▸ Instructions for the task:
Please report how many lines in the data below contain "username". Nothing besides the number should be written.

▸ Source information:

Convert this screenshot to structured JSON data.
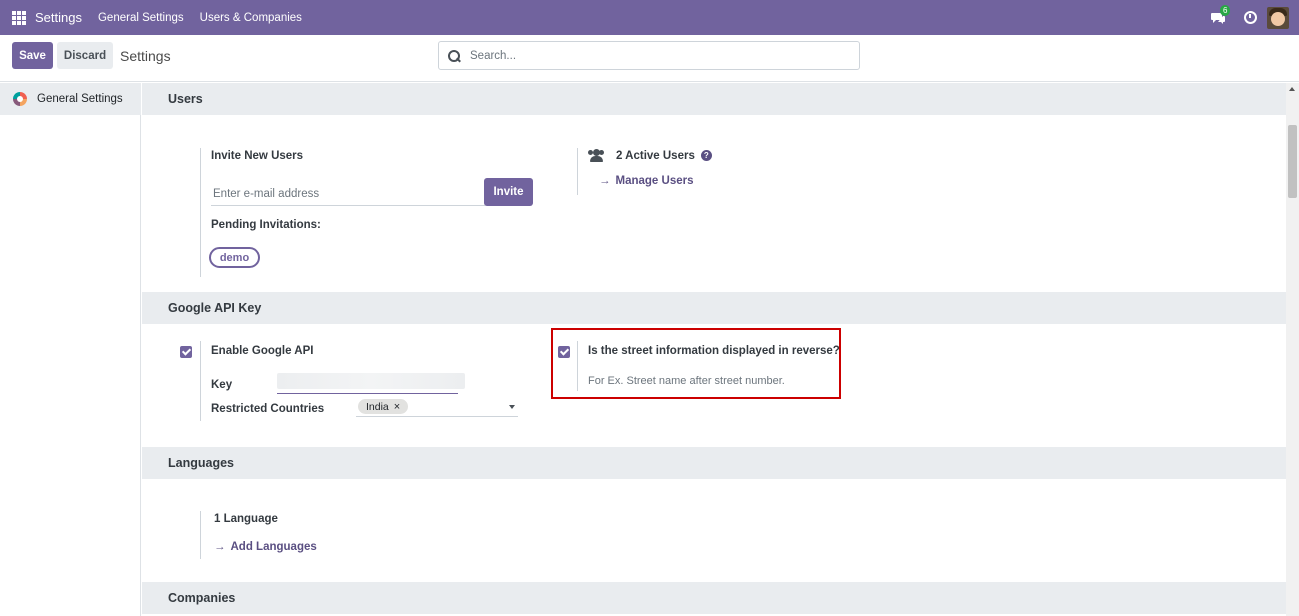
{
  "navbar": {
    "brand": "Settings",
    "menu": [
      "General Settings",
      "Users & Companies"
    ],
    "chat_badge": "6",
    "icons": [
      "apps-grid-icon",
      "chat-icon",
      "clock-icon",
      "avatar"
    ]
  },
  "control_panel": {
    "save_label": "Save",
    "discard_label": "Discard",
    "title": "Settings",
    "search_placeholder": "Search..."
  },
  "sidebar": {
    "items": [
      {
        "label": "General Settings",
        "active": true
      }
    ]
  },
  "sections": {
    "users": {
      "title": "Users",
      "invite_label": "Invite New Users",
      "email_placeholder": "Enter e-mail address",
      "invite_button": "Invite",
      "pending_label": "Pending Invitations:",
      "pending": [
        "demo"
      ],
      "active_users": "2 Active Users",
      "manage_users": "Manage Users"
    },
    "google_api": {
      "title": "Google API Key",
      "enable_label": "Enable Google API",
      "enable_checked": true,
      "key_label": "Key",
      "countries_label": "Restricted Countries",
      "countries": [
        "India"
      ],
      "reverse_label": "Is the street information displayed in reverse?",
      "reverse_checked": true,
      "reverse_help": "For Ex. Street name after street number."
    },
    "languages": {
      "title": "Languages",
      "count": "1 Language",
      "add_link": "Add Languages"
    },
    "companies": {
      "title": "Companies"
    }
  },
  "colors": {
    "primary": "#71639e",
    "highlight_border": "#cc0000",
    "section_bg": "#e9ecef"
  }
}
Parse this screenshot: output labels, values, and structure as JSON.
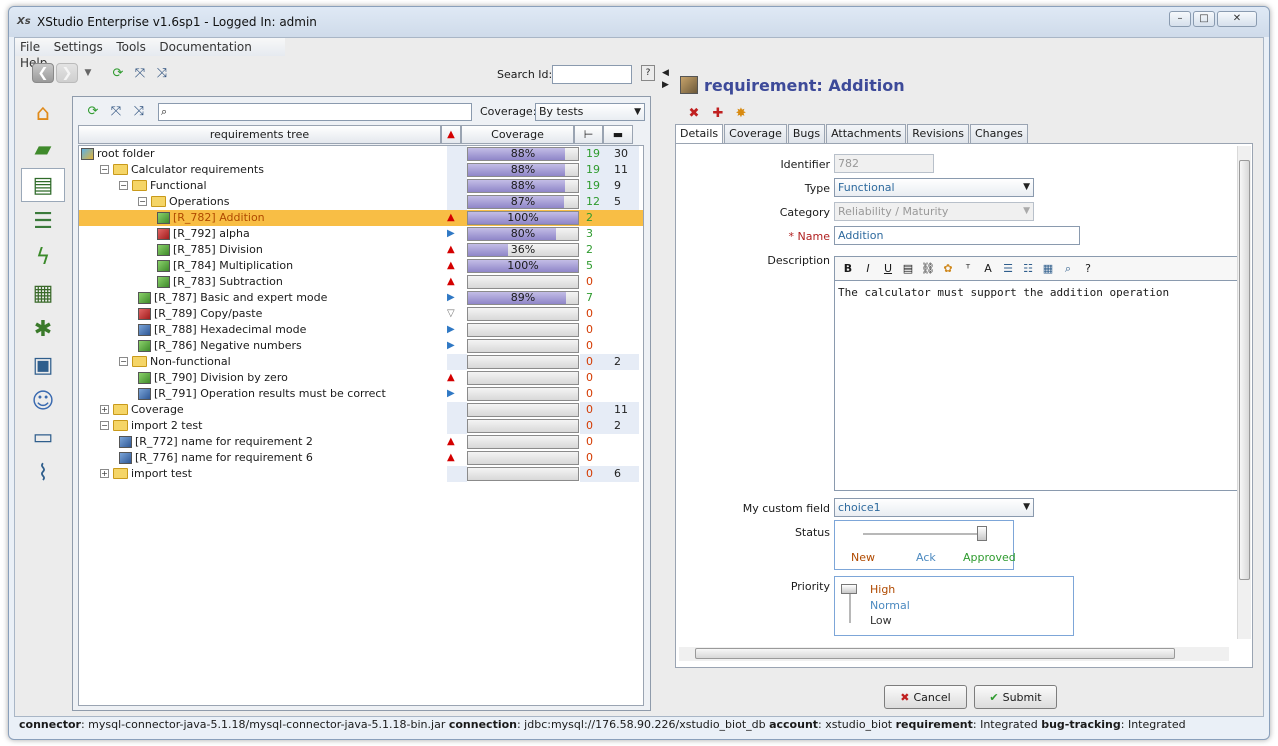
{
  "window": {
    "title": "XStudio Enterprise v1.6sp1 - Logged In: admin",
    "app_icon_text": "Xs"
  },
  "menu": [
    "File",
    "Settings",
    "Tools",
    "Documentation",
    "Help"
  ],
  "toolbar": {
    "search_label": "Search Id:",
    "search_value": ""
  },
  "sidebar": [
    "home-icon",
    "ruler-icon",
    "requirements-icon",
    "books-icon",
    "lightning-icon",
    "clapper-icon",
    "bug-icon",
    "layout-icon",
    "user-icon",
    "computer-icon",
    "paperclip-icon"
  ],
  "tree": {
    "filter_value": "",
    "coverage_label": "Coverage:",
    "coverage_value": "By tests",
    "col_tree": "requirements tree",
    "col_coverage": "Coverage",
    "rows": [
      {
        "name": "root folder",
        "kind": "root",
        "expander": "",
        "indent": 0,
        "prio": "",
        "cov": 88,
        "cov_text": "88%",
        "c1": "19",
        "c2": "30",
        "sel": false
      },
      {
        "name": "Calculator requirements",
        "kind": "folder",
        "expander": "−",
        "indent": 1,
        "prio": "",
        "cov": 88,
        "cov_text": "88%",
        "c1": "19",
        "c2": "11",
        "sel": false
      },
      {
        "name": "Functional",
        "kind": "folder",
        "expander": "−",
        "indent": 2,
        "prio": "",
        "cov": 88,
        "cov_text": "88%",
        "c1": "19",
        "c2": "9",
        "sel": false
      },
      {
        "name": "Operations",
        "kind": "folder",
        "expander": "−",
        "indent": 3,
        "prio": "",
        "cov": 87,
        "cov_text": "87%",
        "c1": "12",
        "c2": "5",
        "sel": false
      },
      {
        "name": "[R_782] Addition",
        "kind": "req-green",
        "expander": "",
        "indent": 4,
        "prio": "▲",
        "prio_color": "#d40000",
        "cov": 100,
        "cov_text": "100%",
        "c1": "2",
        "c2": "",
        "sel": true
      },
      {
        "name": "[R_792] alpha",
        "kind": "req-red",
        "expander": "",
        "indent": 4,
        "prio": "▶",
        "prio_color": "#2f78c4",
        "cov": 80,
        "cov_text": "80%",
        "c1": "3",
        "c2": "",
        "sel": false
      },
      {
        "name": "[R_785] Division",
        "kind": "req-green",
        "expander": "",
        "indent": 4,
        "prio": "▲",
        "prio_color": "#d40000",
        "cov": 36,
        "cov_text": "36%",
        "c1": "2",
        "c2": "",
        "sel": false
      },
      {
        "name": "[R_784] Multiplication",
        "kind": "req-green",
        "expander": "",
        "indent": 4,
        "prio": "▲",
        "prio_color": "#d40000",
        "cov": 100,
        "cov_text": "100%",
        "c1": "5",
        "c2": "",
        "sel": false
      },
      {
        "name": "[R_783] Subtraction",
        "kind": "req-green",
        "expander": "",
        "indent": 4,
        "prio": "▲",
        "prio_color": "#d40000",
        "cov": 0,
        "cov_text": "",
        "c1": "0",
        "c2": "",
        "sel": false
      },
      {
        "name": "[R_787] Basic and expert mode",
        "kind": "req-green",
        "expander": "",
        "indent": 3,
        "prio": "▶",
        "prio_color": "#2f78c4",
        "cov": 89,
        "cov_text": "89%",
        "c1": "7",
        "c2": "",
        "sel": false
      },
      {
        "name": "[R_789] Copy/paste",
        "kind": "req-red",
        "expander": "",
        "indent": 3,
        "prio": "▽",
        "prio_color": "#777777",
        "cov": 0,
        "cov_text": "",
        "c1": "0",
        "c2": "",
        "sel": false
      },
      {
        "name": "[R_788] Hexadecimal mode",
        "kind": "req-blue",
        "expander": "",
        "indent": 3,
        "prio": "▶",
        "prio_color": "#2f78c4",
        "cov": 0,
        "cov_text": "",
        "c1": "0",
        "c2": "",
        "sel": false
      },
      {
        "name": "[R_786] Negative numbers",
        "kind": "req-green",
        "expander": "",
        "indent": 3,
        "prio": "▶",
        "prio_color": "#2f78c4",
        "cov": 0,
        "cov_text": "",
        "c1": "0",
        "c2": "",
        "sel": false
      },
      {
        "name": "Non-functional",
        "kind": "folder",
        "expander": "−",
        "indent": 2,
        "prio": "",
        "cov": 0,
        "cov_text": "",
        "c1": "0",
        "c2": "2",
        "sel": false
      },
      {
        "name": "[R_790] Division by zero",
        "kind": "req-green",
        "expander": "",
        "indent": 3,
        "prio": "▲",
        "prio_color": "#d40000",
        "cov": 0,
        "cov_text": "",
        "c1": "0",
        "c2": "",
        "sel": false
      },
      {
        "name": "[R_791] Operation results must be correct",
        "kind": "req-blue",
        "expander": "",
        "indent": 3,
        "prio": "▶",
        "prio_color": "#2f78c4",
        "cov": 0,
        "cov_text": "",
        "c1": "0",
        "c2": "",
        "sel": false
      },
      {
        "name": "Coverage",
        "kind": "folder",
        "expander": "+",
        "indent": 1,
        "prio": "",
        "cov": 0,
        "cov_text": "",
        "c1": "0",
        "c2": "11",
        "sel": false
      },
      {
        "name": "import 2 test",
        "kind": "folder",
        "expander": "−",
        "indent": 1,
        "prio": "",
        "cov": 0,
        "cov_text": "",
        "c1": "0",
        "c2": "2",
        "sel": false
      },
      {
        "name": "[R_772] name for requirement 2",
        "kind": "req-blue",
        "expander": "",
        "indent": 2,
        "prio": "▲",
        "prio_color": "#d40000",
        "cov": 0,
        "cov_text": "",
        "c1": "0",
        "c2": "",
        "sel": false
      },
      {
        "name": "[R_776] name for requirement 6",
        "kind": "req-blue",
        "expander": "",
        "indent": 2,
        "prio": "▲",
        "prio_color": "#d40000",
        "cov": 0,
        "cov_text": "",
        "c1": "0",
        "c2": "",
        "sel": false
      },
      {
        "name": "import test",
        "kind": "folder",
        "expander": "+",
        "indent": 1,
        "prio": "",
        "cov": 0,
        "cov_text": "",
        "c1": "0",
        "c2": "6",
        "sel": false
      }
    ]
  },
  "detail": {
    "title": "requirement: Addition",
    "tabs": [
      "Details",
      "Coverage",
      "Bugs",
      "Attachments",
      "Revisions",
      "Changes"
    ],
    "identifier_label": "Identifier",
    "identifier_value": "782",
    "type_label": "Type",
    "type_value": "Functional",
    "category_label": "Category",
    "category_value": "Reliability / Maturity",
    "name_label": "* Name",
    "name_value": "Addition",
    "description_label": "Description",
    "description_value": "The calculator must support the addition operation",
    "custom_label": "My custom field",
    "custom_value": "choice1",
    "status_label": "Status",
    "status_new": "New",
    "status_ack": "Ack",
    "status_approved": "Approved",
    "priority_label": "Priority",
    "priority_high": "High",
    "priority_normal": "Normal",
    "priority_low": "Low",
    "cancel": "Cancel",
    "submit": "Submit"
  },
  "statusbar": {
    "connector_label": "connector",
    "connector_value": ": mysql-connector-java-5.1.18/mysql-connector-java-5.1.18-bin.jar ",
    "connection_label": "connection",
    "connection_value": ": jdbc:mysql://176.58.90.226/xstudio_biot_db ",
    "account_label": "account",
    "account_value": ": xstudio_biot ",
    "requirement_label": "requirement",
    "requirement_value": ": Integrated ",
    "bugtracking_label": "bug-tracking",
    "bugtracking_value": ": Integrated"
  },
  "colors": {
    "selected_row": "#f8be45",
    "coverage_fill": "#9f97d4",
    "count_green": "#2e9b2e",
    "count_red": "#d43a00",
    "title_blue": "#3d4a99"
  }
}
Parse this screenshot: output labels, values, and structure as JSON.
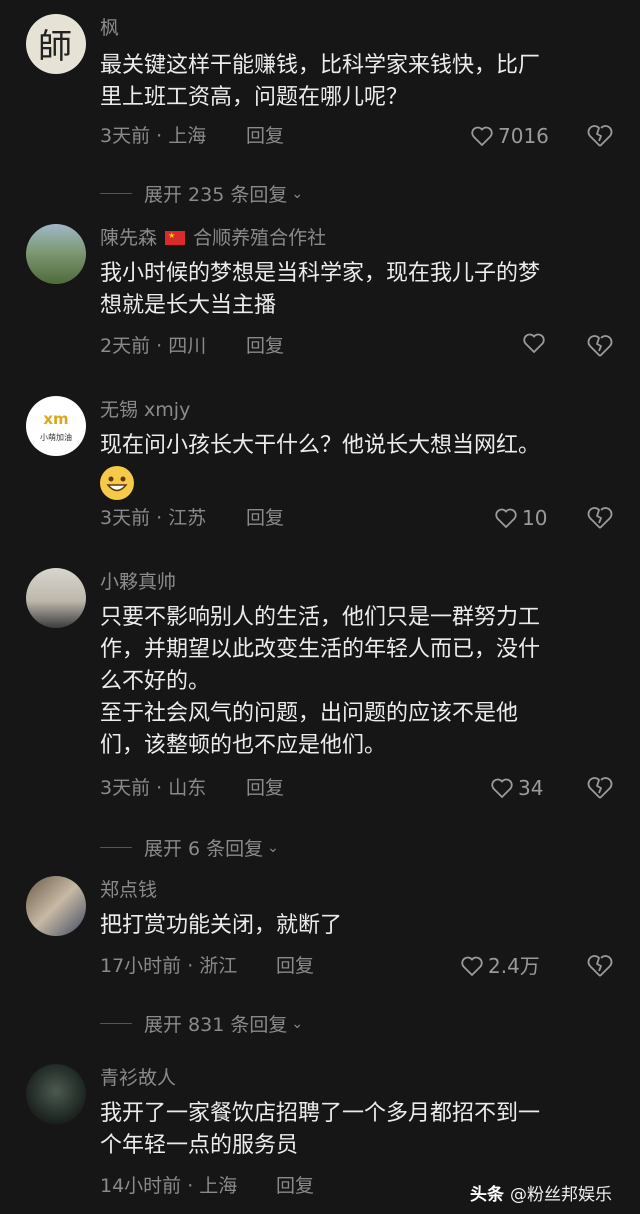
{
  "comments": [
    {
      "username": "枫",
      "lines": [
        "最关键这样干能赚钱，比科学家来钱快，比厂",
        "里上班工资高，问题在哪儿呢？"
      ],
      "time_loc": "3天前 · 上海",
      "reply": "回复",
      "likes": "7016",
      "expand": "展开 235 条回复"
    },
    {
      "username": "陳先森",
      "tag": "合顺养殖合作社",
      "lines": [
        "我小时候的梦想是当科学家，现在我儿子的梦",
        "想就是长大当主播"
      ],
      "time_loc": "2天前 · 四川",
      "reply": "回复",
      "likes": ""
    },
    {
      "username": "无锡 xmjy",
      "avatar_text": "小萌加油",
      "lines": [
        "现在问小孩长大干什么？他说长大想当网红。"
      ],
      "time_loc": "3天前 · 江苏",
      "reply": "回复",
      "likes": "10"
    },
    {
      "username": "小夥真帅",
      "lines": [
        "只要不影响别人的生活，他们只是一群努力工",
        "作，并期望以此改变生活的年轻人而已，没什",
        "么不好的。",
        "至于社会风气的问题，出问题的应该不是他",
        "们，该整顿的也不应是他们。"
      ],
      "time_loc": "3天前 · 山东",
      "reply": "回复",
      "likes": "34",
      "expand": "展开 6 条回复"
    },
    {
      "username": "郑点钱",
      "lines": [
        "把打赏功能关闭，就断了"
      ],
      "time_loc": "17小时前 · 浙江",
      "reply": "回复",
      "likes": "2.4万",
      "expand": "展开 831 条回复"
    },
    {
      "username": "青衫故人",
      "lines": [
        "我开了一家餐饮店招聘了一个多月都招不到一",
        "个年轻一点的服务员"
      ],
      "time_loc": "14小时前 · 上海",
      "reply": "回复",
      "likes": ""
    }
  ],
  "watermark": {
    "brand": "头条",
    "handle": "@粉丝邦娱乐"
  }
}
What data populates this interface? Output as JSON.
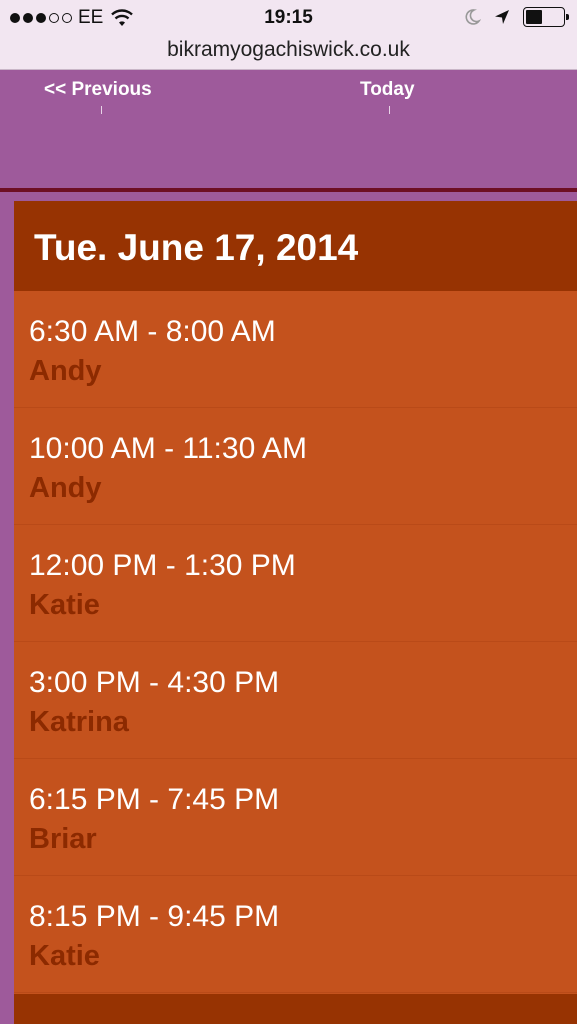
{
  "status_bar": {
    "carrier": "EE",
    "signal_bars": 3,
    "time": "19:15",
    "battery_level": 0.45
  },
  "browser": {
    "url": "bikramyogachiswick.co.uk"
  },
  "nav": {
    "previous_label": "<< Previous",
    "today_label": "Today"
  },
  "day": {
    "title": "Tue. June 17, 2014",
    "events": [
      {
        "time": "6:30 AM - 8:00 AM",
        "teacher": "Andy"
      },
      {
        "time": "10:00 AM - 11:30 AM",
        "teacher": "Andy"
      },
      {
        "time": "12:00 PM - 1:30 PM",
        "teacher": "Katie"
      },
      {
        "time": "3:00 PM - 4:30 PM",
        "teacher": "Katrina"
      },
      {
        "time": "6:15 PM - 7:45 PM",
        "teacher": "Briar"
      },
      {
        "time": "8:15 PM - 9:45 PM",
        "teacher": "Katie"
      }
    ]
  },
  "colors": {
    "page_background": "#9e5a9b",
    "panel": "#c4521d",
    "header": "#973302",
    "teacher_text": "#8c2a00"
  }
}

▸ Solution to this exercise:
6